Problem requirements: Whenever a line below holds the word "JSON", copy that line.

(Data extracted from a collection)
%%

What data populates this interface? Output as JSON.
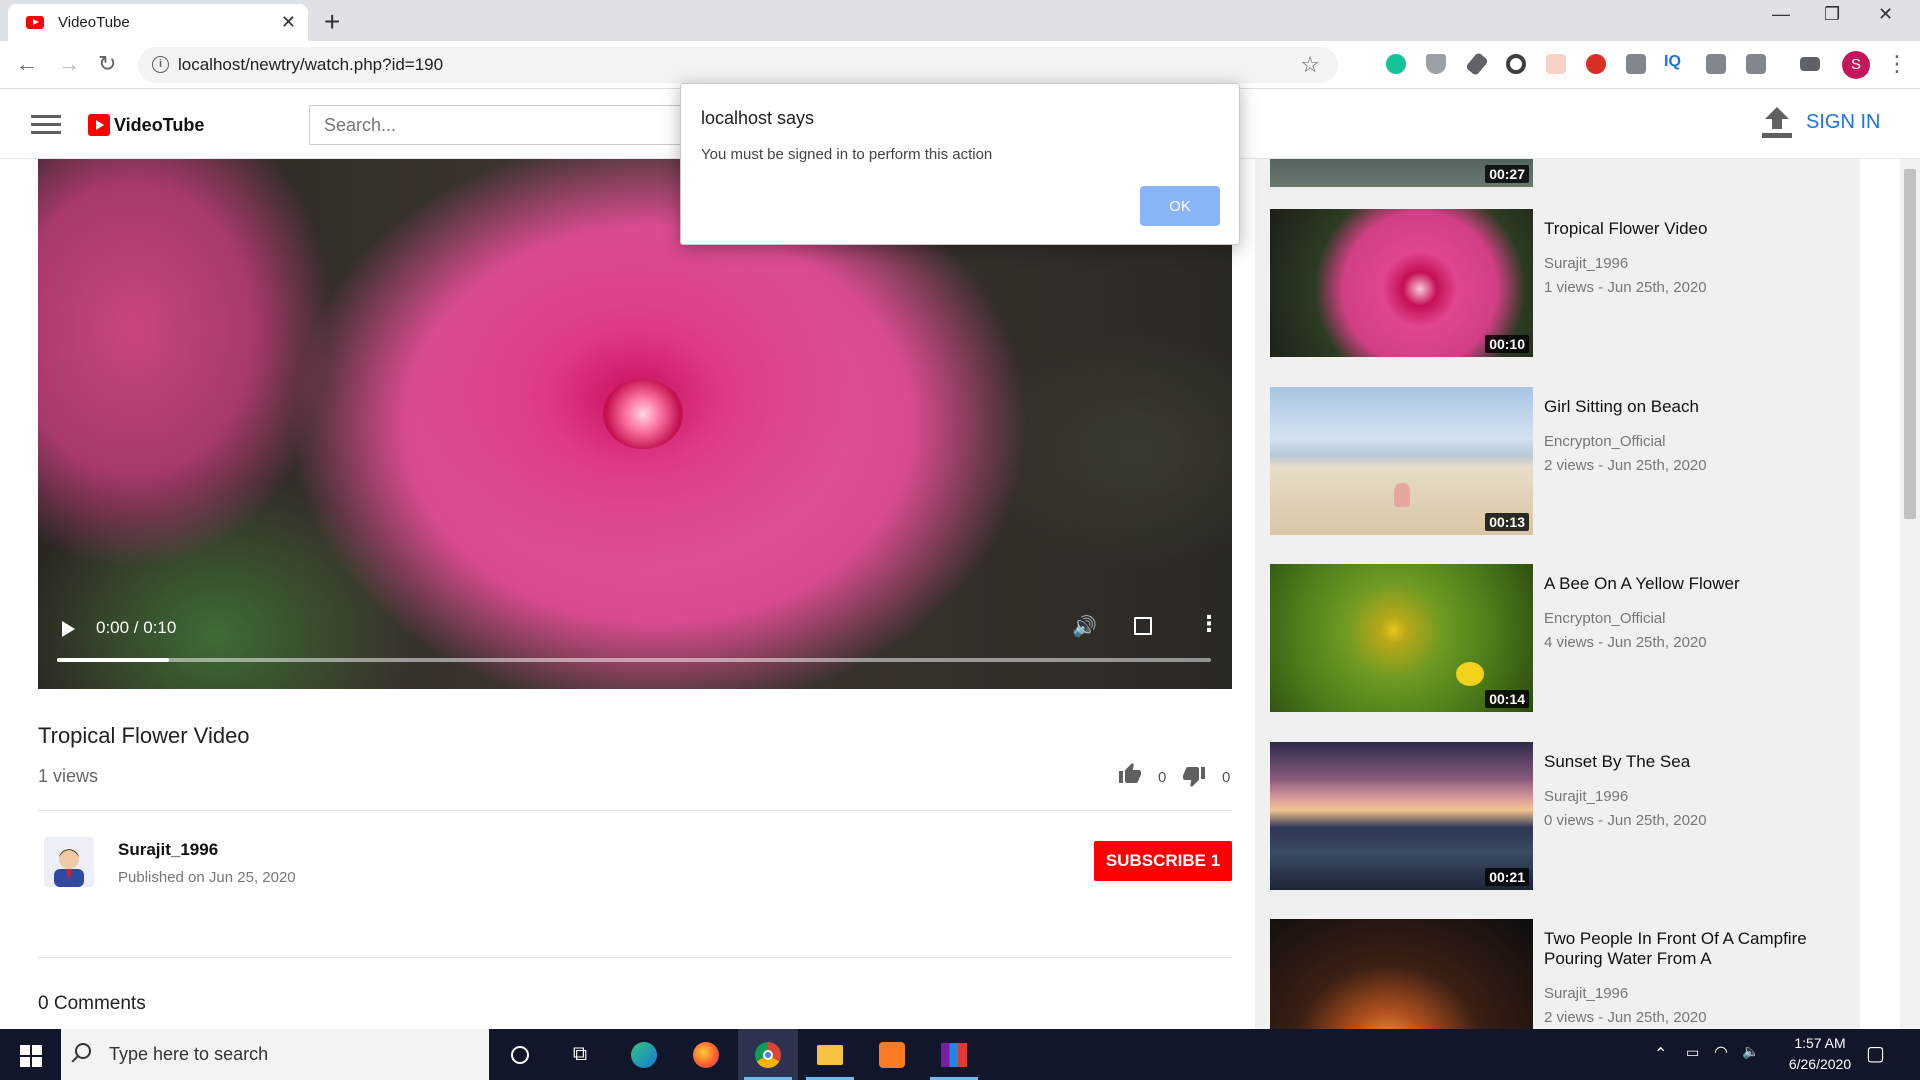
{
  "browser": {
    "tab_title": "VideoTube",
    "url": "localhost/newtry/watch.php?id=190",
    "profile_initial": "S"
  },
  "header": {
    "logo_text": "VideoTube",
    "search_placeholder": "Search...",
    "signin_label": "SIGN IN"
  },
  "video": {
    "time": "0:00 / 0:10",
    "progress": 0.097,
    "title": "Tropical Flower Video",
    "views": "1 views",
    "likes": "0",
    "dislikes": "0",
    "channel": "Surajit_1996",
    "published": "Published on Jun 25, 2020",
    "subscribe_label": "SUBSCRIBE 1",
    "comments": "0 Comments"
  },
  "sidebar": {
    "partial_duration": "00:27",
    "items": [
      {
        "title": "Tropical Flower Video",
        "channel": "Surajit_1996",
        "meta": "1 views - Jun 25th, 2020",
        "duration": "00:10"
      },
      {
        "title": "Girl Sitting on Beach",
        "channel": "Encrypton_Official",
        "meta": "2 views - Jun 25th, 2020",
        "duration": "00:13"
      },
      {
        "title": "A Bee On A Yellow Flower",
        "channel": "Encrypton_Official",
        "meta": "4 views - Jun 25th, 2020",
        "duration": "00:14"
      },
      {
        "title": "Sunset By The Sea",
        "channel": "Surajit_1996",
        "meta": "0 views - Jun 25th, 2020",
        "duration": "00:21"
      },
      {
        "title": "Two People In Front Of A Campfire Pouring Water From A",
        "channel": "Surajit_1996",
        "meta": "2 views - Jun 25th, 2020",
        "duration": ""
      }
    ]
  },
  "dialog": {
    "title": "localhost says",
    "message": "You must be signed in to perform this action",
    "ok_label": "OK"
  },
  "taskbar": {
    "search_placeholder": "Type here to search",
    "time": "1:57 AM",
    "date": "6/26/2020"
  },
  "colors": {
    "brand_red": "#ff0000",
    "link_blue": "#1a73e8",
    "dialog_ok": "#8ab4f8"
  }
}
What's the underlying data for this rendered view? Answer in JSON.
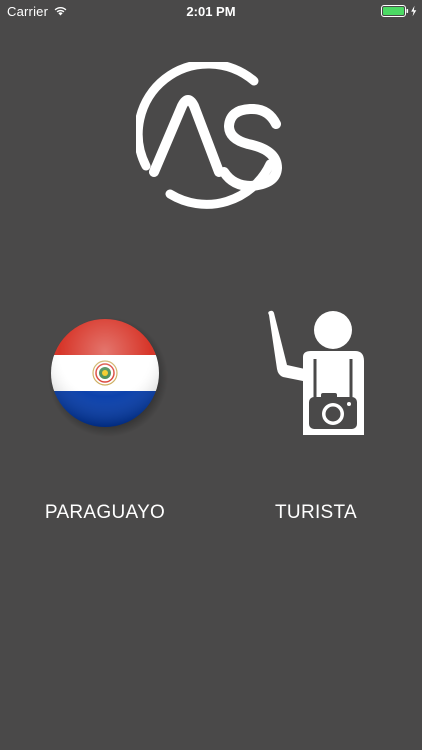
{
  "status_bar": {
    "carrier": "Carrier",
    "time": "2:01 PM",
    "wifi_icon": "wifi-icon",
    "battery_icon": "battery-icon",
    "battery_color": "#4cd964"
  },
  "logo": {
    "icon": "as-logo-icon"
  },
  "choices": [
    {
      "label": "PARAGUAYO",
      "icon": "paraguay-flag-icon"
    },
    {
      "label": "TURISTA",
      "icon": "tourist-camera-icon"
    }
  ],
  "colors": {
    "background": "#4a4949",
    "text": "#ffffff",
    "flag_red": "#d52b1e",
    "flag_blue": "#0038a8"
  }
}
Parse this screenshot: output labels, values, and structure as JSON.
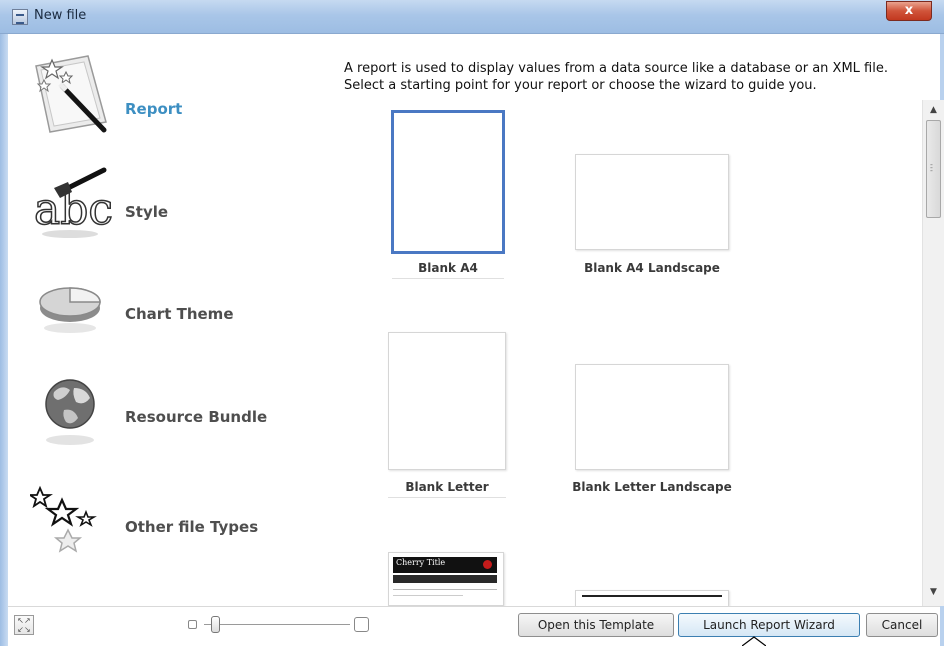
{
  "window": {
    "title": "New file",
    "close_glyph": "x"
  },
  "sidebar": {
    "items": [
      {
        "label": "Report",
        "icon": "magic-wand-icon",
        "selected": true
      },
      {
        "label": "Style",
        "icon": "paint-brush-abc-icon",
        "selected": false
      },
      {
        "label": "Chart Theme",
        "icon": "pie-chart-icon",
        "selected": false
      },
      {
        "label": "Resource Bundle",
        "icon": "globe-icon",
        "selected": false
      },
      {
        "label": "Other file Types",
        "icon": "stars-icon",
        "selected": false
      }
    ]
  },
  "main": {
    "description_line1": "A report is used to display values from a data source like a database or an XML file.",
    "description_line2": "Select a starting point for your report or choose the wizard to guide you.",
    "templates": [
      {
        "label": "Blank A4",
        "selected": true
      },
      {
        "label": "Blank A4 Landscape",
        "selected": false
      },
      {
        "label": "Blank Letter",
        "selected": false
      },
      {
        "label": "Blank Letter Landscape",
        "selected": false
      },
      {
        "label": "",
        "preview_title": "Cherry Title",
        "selected": false
      },
      {
        "label": "",
        "selected": false
      }
    ]
  },
  "footer": {
    "open_template": "Open this Template",
    "launch_wizard": "Launch Report Wizard",
    "cancel": "Cancel"
  },
  "colors": {
    "selected_label": "#3d8fc2",
    "selection_border": "#4a78c3",
    "titlebar": "#a9c6e8",
    "close": "#c2381f"
  }
}
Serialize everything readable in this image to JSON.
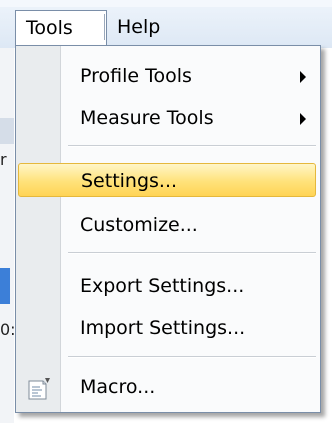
{
  "menubar": {
    "tools_label": "Tools",
    "help_label": "Help"
  },
  "background": {
    "fragment_1": "r",
    "fragment_2": "0:"
  },
  "tools_menu": {
    "profile_tools": "Profile Tools",
    "measure_tools": "Measure Tools",
    "settings": "Settings...",
    "customize": "Customize...",
    "export_settings": "Export Settings...",
    "import_settings": "Import Settings...",
    "macro": "Macro..."
  },
  "icons": {
    "submenu": "chevron-right-icon",
    "macro": "macro-script-icon"
  },
  "colors": {
    "highlight": "#ffe27a",
    "highlight_border": "#e5b83c",
    "gutter": "#e9ecee"
  }
}
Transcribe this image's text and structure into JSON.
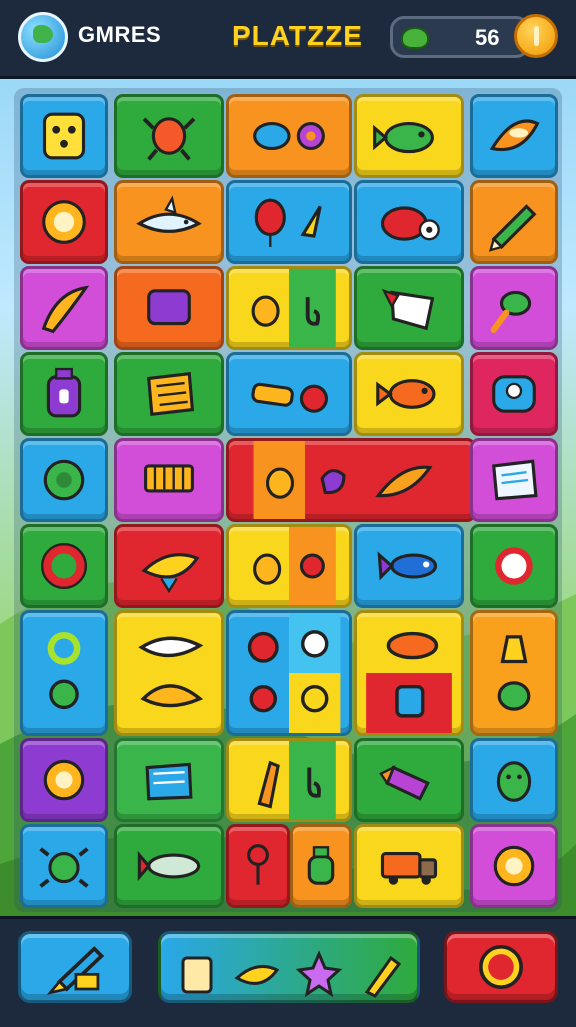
{
  "header": {
    "games_label": "GMRES",
    "title": "PLATZZE",
    "score_value": "56",
    "score_icon": "leaf-icon",
    "coin_icon": "coin-icon",
    "globe_icon": "globe-icon"
  },
  "colors": {
    "blue": "#2aa8e8",
    "green": "#2faa3c",
    "orange": "#f7931e",
    "yellow": "#f9d71c",
    "red": "#e0262e",
    "magenta": "#d24dd8",
    "purple": "#7d3bb5",
    "orange_red": "#f56a1f"
  },
  "board": {
    "rows": [
      [
        "yellow-block-icon",
        "crab-icon",
        "blue-fish-icon",
        "green-fish-icon",
        "boat-icon"
      ],
      [
        "sun-gear-icon",
        "shark-icon",
        "balloon-icon",
        "red-bird-icon",
        "pencil-icon"
      ],
      [
        "banana-icon",
        "purple-box-icon",
        "chick-icon",
        "flag-icon",
        "dragonfly-icon"
      ],
      [
        "bottle-icon",
        "crate-icon",
        "bread-icon",
        "orange-fish-icon",
        "robot-icon"
      ],
      [
        "green-sun-icon",
        "cart-icon",
        "duck-icon",
        "letter-icon",
        "carrot-icon"
      ],
      [
        "red-ring-icon",
        "yellow-fish-icon",
        "bee-icon",
        "rocket-fish-icon",
        "ring-icon"
      ],
      [
        "lime-ring-icon",
        "white-fish-icon",
        "apple-icon",
        "gear-icon",
        "red-fish-icon"
      ],
      [
        "book-icon",
        "corn-icon",
        "teddy-icon",
        "pencil-tube-icon",
        "green-egg-icon"
      ],
      [
        "bug-icon",
        "blimp-icon",
        "pin-icon",
        "jar-icon",
        "truck-icon"
      ]
    ]
  },
  "tray": {
    "left_button_icon": "paintbrush-icon",
    "items": [
      "milk-box-icon",
      "bird-icon",
      "star-icon",
      "crayon-icon"
    ],
    "right_button_icon": "record-button-icon"
  }
}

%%

Output for this task:
What data populates this interface? Output as JSON.
What's the underlying data for this rendered view? Answer in JSON.
Parse this screenshot: output labels, values, and structure as JSON.
Serialize everything readable in this image to JSON.
Transcribe this image's text and structure into JSON.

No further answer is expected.